Dear Annie: I have a fiancee whom I love and cherish. She has a 2-year-old son from another relationship and I accept and enjoy this child. The boy's father was physically and verbally abusive toward my fiancee, and I believe the guy is still unbalanced from drug use. He has no interest in being with his son.
A year ago, my fiancee and I were expecting a child, but she miscarried. We separated afterward because I needed time. The loss of the baby hurt me deeply. We eventually got back together, but then I was incarcerated for a short while. While I was in prison, my fiancee admitted that she had been with her ex and was pregnant again. She isn't sure who the father is.
I love her, but if this is not my child, I don't know what the future holds for us. She admits it was a mistake being with her ex. How can I save our relationship and our love if the child turns out not to be mine? — GI

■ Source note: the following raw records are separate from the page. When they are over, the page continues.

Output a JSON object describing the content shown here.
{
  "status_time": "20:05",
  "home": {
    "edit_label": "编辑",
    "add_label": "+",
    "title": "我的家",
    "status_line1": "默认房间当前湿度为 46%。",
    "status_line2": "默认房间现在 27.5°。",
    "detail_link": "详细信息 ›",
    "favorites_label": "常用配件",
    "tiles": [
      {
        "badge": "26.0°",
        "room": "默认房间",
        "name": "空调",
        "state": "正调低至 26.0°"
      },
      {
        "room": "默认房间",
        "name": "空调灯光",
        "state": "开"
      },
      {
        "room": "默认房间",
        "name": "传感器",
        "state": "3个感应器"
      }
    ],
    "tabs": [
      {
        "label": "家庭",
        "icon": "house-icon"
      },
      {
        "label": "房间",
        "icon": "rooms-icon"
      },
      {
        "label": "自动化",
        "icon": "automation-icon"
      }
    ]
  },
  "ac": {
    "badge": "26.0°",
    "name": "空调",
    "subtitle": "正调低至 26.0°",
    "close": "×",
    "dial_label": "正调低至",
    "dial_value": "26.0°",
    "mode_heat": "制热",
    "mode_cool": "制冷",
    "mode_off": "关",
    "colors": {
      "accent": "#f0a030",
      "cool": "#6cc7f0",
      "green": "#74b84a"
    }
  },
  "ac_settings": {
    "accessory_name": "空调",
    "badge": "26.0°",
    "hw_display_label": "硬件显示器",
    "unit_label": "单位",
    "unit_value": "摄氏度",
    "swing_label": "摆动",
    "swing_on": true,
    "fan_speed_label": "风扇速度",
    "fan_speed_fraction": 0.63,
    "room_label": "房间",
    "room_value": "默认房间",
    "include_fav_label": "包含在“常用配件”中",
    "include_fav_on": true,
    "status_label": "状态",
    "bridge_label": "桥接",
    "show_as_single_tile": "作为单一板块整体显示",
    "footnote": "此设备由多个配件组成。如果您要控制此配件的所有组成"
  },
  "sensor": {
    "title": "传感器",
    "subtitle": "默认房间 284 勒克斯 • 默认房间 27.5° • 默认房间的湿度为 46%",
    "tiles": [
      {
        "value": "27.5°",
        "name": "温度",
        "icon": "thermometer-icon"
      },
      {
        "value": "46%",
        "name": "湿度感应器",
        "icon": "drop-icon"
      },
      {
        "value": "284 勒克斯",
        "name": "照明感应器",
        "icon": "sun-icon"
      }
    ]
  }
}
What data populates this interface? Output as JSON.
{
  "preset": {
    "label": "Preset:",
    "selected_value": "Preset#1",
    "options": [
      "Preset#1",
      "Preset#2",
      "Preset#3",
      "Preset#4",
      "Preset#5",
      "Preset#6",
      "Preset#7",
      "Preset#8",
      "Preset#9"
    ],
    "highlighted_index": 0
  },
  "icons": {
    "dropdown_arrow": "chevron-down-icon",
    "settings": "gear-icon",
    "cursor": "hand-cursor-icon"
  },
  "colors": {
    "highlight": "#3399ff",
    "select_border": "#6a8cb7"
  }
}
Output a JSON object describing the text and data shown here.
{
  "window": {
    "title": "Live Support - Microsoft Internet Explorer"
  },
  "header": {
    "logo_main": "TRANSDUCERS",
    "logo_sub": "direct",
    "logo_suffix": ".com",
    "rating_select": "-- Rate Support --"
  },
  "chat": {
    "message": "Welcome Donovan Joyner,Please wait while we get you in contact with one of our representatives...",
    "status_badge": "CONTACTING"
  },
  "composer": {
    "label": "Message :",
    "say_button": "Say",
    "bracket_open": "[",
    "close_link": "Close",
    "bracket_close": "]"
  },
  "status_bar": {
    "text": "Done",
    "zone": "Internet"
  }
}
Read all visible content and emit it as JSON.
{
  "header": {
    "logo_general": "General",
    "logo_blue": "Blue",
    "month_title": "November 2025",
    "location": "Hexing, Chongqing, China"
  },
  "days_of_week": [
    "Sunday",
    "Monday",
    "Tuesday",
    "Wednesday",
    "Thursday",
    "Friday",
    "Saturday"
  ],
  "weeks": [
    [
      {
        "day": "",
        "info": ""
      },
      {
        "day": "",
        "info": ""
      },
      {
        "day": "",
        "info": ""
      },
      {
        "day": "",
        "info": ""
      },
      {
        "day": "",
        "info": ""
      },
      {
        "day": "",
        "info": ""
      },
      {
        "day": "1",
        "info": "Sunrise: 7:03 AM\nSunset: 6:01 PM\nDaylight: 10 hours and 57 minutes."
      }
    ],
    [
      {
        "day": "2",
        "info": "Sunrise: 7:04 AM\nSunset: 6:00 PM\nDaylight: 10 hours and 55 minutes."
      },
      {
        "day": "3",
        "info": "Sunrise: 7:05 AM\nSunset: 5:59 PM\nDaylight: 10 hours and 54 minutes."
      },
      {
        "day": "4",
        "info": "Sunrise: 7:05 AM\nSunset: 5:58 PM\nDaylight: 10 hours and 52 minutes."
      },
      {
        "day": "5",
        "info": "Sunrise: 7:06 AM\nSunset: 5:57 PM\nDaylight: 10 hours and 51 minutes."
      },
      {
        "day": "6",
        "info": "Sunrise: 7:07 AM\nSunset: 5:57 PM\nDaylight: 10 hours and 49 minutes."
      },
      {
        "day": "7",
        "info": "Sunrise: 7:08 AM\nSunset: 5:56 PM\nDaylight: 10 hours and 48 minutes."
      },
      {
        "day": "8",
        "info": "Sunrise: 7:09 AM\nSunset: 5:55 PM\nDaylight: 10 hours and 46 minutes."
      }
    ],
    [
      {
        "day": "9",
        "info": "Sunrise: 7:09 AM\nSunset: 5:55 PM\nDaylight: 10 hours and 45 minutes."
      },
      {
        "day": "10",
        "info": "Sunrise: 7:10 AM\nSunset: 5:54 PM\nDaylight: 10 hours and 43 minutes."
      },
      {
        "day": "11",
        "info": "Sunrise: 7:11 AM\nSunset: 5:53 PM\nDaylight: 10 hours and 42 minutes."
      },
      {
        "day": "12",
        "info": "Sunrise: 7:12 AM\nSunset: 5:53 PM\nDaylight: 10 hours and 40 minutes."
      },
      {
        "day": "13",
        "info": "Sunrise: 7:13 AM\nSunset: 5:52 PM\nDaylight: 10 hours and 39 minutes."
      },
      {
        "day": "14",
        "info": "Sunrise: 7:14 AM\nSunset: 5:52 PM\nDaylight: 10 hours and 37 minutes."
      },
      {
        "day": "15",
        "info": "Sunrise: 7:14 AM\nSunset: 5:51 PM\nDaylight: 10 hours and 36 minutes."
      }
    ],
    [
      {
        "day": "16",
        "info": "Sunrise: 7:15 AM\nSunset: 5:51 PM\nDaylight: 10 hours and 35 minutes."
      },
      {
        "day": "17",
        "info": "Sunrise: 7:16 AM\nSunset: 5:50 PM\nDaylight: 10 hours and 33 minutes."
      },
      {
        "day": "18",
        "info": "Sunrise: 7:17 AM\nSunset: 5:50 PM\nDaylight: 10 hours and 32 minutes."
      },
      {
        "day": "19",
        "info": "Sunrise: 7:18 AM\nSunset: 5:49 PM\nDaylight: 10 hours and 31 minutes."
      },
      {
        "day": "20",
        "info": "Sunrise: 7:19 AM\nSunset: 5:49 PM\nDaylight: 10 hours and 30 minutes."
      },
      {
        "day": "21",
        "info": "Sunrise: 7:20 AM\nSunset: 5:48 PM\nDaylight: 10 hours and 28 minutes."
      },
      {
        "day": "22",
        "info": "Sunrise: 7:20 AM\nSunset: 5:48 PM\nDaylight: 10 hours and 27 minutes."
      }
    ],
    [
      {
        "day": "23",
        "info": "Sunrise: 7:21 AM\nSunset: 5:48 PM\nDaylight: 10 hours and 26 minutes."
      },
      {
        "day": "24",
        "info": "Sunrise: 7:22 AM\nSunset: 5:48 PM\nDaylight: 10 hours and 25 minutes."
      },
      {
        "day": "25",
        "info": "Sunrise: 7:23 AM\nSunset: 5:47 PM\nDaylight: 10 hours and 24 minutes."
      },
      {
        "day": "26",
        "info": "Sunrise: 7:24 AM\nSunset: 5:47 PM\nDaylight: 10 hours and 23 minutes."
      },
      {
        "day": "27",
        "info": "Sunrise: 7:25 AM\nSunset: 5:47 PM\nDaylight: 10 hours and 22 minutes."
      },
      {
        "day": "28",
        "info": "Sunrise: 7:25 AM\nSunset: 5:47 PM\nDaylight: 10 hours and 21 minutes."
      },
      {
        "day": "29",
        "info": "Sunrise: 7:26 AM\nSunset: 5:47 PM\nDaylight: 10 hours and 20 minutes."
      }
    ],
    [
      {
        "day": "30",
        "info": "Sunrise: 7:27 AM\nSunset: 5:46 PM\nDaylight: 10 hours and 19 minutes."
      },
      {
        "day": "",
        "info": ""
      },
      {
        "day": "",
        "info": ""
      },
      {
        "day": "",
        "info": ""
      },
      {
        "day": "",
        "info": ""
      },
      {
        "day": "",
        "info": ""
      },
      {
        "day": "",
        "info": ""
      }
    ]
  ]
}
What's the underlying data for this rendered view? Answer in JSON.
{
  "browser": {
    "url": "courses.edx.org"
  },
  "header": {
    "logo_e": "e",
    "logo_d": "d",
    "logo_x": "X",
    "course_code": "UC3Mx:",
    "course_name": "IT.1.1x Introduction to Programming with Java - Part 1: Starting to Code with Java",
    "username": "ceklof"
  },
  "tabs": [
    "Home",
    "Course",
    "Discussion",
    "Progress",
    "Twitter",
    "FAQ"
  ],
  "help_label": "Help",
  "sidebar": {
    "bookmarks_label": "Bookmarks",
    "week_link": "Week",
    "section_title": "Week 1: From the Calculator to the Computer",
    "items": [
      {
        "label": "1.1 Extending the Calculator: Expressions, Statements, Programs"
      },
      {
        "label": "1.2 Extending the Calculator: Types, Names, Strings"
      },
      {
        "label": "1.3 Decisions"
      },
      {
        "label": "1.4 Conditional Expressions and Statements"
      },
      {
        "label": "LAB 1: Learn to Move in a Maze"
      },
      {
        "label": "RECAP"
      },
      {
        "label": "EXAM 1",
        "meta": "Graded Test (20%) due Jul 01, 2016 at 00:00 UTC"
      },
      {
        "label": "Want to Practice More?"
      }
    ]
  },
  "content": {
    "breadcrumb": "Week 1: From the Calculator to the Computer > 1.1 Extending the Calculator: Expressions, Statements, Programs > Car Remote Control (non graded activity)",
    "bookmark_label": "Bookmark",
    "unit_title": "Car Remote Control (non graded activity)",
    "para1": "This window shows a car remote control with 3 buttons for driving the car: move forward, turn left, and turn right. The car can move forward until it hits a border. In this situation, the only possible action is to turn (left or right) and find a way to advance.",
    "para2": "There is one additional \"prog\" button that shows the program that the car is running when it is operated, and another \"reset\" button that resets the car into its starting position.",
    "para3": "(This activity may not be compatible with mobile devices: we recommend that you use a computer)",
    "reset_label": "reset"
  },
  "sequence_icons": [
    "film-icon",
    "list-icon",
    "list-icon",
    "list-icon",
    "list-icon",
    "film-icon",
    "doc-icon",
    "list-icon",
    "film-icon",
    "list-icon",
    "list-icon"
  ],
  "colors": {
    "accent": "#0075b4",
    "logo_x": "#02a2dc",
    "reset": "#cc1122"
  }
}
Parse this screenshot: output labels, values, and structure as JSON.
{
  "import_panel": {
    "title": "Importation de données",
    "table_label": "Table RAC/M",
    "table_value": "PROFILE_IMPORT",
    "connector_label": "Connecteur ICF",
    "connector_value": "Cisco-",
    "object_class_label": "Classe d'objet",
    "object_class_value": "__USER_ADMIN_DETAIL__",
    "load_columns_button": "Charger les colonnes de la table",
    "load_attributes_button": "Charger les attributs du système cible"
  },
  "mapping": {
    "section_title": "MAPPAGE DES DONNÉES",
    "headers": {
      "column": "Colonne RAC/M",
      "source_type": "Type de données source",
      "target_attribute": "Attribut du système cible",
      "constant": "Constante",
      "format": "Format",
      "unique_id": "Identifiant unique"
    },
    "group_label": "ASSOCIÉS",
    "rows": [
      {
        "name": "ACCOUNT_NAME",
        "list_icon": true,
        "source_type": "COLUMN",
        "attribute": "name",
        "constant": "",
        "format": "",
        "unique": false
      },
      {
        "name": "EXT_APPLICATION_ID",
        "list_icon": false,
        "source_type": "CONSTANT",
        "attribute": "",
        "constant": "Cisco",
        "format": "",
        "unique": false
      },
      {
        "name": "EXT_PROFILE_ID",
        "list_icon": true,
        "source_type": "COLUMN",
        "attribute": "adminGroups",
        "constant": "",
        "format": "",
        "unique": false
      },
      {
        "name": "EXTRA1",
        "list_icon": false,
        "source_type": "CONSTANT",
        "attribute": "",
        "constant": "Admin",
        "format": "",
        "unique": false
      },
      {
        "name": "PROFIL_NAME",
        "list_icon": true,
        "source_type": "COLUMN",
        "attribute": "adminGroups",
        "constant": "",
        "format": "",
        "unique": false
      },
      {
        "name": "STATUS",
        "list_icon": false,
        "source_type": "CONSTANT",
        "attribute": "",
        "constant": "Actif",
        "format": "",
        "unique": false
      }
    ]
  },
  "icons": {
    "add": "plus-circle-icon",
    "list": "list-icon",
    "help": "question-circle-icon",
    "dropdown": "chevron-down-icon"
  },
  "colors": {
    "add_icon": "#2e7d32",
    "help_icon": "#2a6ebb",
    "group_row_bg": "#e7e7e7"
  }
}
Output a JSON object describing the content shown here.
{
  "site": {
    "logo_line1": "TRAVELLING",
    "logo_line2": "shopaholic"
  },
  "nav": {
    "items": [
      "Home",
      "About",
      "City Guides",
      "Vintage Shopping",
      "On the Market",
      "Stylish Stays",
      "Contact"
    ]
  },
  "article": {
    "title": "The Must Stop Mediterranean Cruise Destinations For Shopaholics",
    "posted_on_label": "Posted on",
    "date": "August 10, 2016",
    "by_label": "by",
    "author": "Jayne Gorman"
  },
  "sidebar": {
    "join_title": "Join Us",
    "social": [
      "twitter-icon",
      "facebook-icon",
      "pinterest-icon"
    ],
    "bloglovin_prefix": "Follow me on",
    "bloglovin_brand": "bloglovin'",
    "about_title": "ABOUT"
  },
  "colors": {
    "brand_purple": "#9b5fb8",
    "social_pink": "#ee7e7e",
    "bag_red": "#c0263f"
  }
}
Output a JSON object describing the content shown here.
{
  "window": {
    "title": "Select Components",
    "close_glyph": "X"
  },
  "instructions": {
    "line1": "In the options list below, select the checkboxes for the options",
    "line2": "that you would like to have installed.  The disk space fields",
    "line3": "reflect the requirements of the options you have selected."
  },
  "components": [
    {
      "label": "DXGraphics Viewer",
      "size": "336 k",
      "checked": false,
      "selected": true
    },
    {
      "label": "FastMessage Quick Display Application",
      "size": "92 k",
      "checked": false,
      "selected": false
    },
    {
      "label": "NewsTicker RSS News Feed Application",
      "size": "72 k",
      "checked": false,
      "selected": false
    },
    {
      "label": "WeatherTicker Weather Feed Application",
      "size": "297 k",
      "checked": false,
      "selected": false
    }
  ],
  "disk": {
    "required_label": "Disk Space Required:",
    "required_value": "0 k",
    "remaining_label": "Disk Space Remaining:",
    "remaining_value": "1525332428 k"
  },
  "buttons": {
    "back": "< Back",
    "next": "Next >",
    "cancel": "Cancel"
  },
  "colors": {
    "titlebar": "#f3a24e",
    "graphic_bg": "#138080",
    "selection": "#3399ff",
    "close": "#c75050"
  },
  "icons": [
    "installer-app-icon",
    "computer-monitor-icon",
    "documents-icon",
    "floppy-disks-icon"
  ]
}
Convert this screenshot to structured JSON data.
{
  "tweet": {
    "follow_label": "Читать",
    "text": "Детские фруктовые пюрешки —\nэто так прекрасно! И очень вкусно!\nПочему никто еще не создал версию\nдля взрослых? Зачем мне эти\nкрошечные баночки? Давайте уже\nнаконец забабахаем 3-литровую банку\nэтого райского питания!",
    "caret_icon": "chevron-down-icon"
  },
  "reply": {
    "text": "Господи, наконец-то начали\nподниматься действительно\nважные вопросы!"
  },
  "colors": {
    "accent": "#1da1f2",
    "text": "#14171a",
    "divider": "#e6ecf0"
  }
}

Dear GI: You already know that you can love a child who is not biologically yours. We don't think that will be a problem for you, as long as you don't blame the child for his mother's indiscretions. A true father is the one who raises the child.
However, we think you should put this engagement on hold. Your concern should be less about the baby and more about your fiancee's ability to fully commit to you. It doesn't mean you should give up on the relationship. It means take your time. Let her show you that she will not go running to the ex whenever there is trouble. You might also consider couples counseling, perhaps through your church. It will help you both feel more secure with your future choices.
Dear Annie: I have had a best friend for 20 years. We were in the same civic group for many years, played sports together, and my wife and I traveled with him and his wife.
His wife is a domineering, opinionated woman who always has to be right. When we last traveled together, she told me how to cook, drive and where to park the car. When my wife and I came home, I told her that I was finished going anywhere with this woman.
We usually take several trips a year with them, but last year we took none. I am sure my friend is curious about why we don't ask them to travel with us anymore. Do I dare tell him that I'm tired of butting heads with his wife? — Frustrated
Dear Frustrated: We wouldn't volunteer this information. Your friend may already have his suspicions. Should he ask you directly, however, we recommend diplomacy. It will do no good to criticize his wife. He isn't going to divorce her over these trips. Simply say that you find these trips to be too exhausting, which is undoubtedly true. We hope you can maintain the friendship in other ways, and if there is a trip you and he can take without spouses, that might be one solution.
Annie's Mailbox is written by Kathy Mitchell and Marcy Sugar, longtime editors of the Ann Landers column. Please email your questions to [email protected], or write to: Annie's Mailbox, c/o Creators Syndicate, 737 3rd Street, Hermosa Beach, CA 90254. You can also find Annie on Facebook at Facebook.com/AskAnnies. To find out more about Annie's Mailbox and read features by other Creators Syndicate writers and cartoonists, visit the Creators Syndicate Web page at www.creators.com.